Femoroacetabular Impingement Syndrome, or hip impingement, is a condition that occurs when the ball and socket of the hip joint do not properly align. As a result, they grind into each other instead of gliding, which can cause pain, decreased range of motion, and wearing down of the joint. However, by strengthening the muscles of the hip and core, it is possible to decrease these symptoms, and get some relief from the pain.
A hip impingement is a potentially painful and stiff condition that limits the femoroacetabular (aka hip) joint.

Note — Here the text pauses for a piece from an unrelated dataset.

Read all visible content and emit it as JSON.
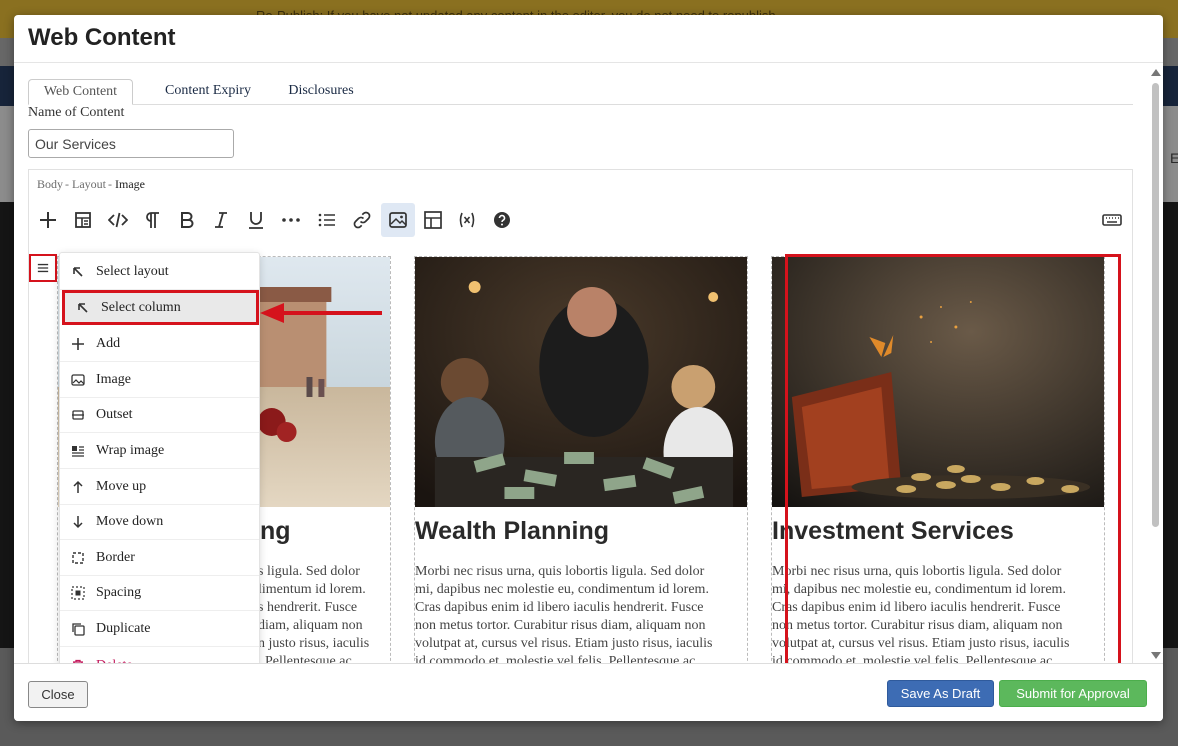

Hip impingements are due to a structural problem with one of the two parts of the joint, namely the ball (which is the round head of the femur/thigh bone) and the socket (a concave hole in the pelvis that allows the ball to glide through it). An impingement can come in two types: a cam type, which affects the ball, or a pincer type, which affects the socket. Sometimes both can be present.
Hip impingements can start off with no symptoms at all. However, as the malady progresses, the patient may experience discomfort in end ranges of the movement (i.e., bringing the knee up toward the chest or stretching the leg all the way back). If the issue is not addressed, the pain progresses until it becomes painful at rest due to excessive irritation of the joint.
In both the pincer and cam types of impingement, a deformity causes the ball and the socket to bump into each other instead of gliding, causing pain. The grinding can cause an inflammation of the joint, or even arthritis of the hip if allowed to continue for too long. The loss of range of motion will become greater as time goes on as well, as the joint develops wear and tear from the constant grinding.
Many impingements are a result of bone structure from birth. Over time, this becomes exacerbated with activity. While exercise does NOT cause this malady, improper movement patterns and poor technique may cause the structural issues to get worse, as the bones grind up against each other in the joint.
As with many other painful joint conditions, getting your weight down is a critical step in decreasing the forces flowing through your hip. Remember, when you run or walk briskly, you are not just carrying your body weight, but a multiple of up to five times your weight, depending on how fast you are going. By decreasing your weight via a healthy diet and PAIN-FREE exercises (muscle burn is good, pain is bad), you can decrease the painful shock forces flowing through your hip.
The best way to treat a hip impingement is to strengthen the hip and core muscles surrounding the joint. Having core stability is important because you need to provide support for the pelvis, which hold the “socket” for the ball of the hip. In addition, it is important to provide stability and support for the hip joint by strengthening the gluteal muscles, especially the posterior glutes, aka the “side butt.” While it cannot correct the deformity entirely, this will help absorb the shock forces and decrease the progression of the degeneration.